For many, tattoos are nothing more than a means of personal expression and aesthetic preference. In fact, the industry has been growing at a tremendous rate due to increasing numbers of people who are turning to tattooing to augment their personal style.

But for some, the tales behind their tattoos can be less innocuous. The ink borne by some individuals serves as a reminder of periods in their lives that they would rather forget. From brushes with the wrong side of the law to poor decisions made in youth to simple barriers to current professional goals, there are a host of reasons why the question on the lips of many is, "Can tattoos be removed?" Thankfully, laser tattoo removal is more accessible now than ever, and some organizations are taking it upon themselves to offer some recipients of bad tattoos a second chance. 

Tattoo removal is booming
One service that is growing nearly as quickly as tattooing itself is tattoo removal. Tattoo regret is a common affliction experienced by many who opt to go under the needle. According to CBS Pittsburgh, it's estimated that 17 percent of tattooed U.S. adults – go on to experience this phenomenon. Given the previously expensive cost and potentially harsh physical side effects associated with the removal process, it's no wonder that only around 11 percent actually go on to have tattoos removed. However, that number has been climbing almost exponentially in recent years. 

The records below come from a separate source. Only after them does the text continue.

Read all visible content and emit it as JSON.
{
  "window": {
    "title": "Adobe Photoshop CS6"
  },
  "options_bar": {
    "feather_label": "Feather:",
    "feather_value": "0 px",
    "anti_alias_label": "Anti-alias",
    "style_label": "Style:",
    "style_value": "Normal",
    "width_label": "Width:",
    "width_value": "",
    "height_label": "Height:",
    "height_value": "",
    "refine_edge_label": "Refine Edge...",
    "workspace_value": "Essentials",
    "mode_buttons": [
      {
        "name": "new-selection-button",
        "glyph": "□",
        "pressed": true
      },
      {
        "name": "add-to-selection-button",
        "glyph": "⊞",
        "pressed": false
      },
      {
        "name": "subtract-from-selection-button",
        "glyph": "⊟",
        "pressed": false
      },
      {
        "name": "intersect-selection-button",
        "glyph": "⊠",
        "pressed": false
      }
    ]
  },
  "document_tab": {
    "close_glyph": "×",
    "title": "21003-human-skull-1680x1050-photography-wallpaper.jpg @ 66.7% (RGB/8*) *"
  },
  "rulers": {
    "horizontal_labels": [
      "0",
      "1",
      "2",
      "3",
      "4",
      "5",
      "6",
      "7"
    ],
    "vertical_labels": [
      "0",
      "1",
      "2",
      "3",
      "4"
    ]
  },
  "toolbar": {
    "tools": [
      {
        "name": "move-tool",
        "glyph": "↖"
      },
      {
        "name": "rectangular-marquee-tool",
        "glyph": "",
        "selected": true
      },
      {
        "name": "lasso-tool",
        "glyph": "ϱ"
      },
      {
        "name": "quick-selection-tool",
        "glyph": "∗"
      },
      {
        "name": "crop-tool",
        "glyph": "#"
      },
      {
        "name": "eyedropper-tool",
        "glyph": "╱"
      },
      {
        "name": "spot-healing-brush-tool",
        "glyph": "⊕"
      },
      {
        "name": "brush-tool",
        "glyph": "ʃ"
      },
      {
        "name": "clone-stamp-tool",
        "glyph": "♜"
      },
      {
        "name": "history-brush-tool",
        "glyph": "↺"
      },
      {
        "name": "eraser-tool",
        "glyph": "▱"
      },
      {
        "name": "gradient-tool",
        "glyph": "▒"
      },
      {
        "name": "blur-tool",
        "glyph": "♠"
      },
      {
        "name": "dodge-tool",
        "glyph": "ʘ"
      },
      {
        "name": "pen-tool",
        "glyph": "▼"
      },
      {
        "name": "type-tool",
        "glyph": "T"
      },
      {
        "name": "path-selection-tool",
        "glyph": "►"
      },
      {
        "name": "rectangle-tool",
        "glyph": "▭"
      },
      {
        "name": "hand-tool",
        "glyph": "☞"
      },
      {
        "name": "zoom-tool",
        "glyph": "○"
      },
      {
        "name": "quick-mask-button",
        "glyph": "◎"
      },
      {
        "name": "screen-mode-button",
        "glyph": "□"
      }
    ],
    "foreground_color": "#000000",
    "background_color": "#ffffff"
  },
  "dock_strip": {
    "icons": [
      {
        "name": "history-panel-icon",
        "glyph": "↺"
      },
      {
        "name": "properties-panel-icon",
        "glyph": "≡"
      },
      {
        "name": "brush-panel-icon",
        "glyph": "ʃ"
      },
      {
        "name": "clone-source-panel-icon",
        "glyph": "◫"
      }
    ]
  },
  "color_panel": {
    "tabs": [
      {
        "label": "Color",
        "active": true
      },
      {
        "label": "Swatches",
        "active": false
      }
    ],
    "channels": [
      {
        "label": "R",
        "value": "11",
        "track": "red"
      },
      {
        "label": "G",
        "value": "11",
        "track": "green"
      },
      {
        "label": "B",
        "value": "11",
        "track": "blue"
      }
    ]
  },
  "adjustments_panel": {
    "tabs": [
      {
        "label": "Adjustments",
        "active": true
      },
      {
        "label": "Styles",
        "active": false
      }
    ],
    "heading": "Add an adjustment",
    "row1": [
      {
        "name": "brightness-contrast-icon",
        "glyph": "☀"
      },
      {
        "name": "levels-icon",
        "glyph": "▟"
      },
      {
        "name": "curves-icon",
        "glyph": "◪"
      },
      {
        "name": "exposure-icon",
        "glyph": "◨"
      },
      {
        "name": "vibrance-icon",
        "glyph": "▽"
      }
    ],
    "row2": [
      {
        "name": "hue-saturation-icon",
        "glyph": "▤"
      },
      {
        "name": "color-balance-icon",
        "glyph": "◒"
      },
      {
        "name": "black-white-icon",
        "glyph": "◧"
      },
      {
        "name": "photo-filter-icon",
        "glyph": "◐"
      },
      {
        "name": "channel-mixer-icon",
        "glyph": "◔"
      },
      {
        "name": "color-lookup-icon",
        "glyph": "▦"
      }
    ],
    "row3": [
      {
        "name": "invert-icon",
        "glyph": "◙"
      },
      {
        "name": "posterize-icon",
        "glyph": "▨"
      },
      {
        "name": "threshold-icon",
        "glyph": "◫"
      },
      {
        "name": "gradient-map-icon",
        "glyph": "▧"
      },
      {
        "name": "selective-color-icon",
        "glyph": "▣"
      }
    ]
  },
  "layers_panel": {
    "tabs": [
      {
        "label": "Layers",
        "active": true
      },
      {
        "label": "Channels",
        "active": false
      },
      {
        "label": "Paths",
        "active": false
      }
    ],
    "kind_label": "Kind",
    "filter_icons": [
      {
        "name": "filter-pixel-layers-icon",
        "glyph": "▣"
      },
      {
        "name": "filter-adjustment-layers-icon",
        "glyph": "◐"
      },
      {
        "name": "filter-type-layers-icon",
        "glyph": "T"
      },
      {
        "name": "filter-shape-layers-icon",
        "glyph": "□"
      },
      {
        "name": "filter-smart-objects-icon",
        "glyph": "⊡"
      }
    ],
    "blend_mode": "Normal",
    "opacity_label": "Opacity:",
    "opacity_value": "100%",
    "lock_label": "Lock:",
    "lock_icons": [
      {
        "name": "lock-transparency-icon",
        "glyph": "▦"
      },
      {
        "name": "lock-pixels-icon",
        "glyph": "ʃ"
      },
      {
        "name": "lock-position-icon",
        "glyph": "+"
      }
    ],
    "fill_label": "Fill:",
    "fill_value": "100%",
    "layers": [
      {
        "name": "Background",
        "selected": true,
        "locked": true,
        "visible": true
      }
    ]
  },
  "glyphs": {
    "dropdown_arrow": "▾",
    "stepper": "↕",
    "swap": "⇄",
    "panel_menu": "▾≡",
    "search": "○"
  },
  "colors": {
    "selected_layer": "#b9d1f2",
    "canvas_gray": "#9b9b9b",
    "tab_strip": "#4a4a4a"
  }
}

Developments of new technology – specifically, the Picosure picosecond laser – have opened the door to tattoo removal for more people, and the removal industry is seeing a healthy surge as a result. Removalists are zapping everything from names of old romantic partners to simple bad art. Thanks to laser tattoo removal, forlorn tattooees are able to have their unwanted designs removed more completely, in fewer treatments and with less risk of damage to the surrounding skin, the source noted. 

More than just aesthetic motivation
While many young adults are guilty of ill-advised tattoos received in their youth, for many others, it's more a question of eradicating affiliations to parts of their past they'd rather forget. One example can be found within the prison system, where many inmates who turn to tattooing during their incarceration are suddenly conscious of how that may negatively impact their lives once they're released. 

Some official channels have recognized this need to help reformed convicts get a fresh start, and some have gone as far as to start programs aimed to help these individuals remove some of the more visible marks of their pasts. According to BBC News, prisons in Auckland, New Zealand, are offering their inmates reduced-cost laser tattoo removal through a lcoal non-profit. The hope is that the procedures will help people exiting the penal system better reintegrate into society by making it easier to find jobs. 

Similarly, the Stockton, California-based publication reported that many local-area laborers have been turning to tattoo removal as a means to beef up their employability. While not everyone feels like the content of their tattoos are objectionable or an obstacle to professional development, those who have tattoos in more prominent places such as hands, neck or face are aware of the stigma that comes with such body art.

PicoSure® is the latest technology for laser tattoo removal and offers faster and better removal in fewer treatments. PicoSure shatters ink into smaller, dust-like particles which are more efficiently absorbed by the body's natural processes. It is the first and only aesthetic picosecond laser that is FDA-cleared for the removal of tattoos. Visit to learn more and find a PicoSure Practitioner near you.